DATA PROVIDED:
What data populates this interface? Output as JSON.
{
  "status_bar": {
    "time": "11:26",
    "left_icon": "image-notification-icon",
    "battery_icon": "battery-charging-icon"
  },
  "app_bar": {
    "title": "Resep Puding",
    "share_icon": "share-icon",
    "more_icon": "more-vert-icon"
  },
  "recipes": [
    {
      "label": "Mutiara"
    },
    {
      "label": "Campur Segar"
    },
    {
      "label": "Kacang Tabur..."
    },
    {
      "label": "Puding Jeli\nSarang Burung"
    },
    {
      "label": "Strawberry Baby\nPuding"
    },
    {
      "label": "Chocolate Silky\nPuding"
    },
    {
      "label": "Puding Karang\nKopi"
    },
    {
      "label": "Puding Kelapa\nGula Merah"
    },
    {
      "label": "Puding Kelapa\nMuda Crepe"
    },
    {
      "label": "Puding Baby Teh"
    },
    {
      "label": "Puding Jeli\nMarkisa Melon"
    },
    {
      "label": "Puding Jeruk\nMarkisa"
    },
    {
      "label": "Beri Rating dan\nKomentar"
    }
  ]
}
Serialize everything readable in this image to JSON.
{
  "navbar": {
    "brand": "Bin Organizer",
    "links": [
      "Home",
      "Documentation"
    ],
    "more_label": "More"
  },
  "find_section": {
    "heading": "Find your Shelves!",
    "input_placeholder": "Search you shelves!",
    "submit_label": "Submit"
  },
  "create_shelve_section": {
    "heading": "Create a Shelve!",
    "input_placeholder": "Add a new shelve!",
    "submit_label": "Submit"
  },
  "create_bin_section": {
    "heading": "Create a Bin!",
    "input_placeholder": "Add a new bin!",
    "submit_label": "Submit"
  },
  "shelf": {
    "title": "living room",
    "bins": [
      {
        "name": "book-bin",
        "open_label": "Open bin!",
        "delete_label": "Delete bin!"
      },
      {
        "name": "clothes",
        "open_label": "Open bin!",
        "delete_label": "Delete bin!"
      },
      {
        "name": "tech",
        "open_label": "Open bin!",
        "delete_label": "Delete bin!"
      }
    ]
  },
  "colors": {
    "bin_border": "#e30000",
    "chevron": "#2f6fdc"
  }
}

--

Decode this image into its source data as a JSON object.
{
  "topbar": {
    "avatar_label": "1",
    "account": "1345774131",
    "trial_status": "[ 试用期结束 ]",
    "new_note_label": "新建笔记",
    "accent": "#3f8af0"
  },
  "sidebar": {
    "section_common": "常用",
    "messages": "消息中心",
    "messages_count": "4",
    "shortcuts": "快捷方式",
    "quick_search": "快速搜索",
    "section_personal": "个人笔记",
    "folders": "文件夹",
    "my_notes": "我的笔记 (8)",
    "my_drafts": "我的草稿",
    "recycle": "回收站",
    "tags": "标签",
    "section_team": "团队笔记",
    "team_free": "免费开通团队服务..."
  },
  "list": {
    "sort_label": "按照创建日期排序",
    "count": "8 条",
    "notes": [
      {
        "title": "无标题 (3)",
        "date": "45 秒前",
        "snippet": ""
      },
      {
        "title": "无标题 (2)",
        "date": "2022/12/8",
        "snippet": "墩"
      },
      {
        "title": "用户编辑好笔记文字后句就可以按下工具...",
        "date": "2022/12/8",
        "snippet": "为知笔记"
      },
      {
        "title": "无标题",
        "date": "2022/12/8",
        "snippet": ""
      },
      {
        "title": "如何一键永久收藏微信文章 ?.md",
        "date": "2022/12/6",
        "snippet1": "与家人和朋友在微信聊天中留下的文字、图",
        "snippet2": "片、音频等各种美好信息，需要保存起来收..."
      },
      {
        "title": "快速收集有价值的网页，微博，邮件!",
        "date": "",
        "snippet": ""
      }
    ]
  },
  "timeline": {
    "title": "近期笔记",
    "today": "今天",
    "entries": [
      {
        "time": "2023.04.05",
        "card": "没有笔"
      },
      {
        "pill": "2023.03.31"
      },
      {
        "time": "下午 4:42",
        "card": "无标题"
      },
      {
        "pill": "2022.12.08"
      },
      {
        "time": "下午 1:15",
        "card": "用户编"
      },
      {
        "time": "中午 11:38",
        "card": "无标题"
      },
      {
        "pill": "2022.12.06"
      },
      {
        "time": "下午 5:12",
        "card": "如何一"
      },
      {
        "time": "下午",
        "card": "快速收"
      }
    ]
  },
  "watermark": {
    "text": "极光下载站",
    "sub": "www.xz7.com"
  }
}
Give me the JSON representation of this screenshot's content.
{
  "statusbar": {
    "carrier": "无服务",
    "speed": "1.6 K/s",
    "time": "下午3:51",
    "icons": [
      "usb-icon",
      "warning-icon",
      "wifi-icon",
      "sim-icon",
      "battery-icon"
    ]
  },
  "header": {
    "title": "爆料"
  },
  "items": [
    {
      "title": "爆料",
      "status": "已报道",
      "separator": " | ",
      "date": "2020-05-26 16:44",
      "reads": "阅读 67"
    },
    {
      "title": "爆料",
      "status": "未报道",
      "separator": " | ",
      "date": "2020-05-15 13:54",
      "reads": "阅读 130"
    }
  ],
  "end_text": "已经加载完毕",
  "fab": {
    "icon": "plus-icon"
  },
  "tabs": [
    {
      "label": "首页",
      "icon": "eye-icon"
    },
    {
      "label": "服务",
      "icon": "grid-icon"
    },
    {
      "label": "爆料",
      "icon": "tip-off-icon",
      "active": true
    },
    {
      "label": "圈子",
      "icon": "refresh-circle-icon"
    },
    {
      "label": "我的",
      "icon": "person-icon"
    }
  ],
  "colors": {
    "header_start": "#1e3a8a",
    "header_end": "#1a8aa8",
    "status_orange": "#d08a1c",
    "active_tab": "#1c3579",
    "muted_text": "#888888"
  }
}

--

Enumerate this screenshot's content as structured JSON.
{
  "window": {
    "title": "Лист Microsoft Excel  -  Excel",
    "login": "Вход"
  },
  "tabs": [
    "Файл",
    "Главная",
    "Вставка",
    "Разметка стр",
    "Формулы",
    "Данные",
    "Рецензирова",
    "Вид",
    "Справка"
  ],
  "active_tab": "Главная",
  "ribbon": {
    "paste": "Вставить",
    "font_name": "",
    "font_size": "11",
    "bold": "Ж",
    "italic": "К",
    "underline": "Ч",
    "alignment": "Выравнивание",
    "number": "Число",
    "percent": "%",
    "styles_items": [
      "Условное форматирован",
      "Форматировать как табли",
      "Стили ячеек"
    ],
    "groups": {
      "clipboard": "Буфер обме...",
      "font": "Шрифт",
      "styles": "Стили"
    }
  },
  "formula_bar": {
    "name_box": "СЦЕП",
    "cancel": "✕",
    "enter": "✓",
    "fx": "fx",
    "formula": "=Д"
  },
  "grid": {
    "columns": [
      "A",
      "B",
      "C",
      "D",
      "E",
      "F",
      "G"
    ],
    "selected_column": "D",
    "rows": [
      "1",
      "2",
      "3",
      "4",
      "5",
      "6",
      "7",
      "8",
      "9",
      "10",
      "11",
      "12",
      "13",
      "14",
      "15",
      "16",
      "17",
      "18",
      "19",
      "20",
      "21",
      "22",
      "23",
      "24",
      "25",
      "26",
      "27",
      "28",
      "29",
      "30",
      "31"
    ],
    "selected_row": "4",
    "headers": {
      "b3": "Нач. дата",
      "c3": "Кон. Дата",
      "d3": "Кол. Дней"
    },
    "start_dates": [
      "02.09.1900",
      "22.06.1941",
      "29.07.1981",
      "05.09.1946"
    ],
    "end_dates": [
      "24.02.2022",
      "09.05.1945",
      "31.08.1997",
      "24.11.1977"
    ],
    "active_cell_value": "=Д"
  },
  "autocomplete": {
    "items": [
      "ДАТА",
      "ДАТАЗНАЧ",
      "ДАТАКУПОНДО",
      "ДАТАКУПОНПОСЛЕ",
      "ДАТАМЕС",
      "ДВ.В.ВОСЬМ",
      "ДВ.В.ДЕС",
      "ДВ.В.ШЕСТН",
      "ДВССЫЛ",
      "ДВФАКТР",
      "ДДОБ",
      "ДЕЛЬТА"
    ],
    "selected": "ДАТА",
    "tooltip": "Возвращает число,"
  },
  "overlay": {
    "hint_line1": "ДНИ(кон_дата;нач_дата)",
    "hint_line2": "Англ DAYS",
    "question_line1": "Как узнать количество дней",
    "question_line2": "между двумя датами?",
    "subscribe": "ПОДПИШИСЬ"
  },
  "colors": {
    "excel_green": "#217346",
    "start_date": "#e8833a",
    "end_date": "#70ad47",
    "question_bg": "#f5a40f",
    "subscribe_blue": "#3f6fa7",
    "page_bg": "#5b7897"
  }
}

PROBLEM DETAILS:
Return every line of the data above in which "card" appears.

RESPONSE:
        "card": "没有笔"
        "card": "无标题"
        "card": "用户编"
        "card": "无标题"
        "card": "如何一"
        "card": "快速收"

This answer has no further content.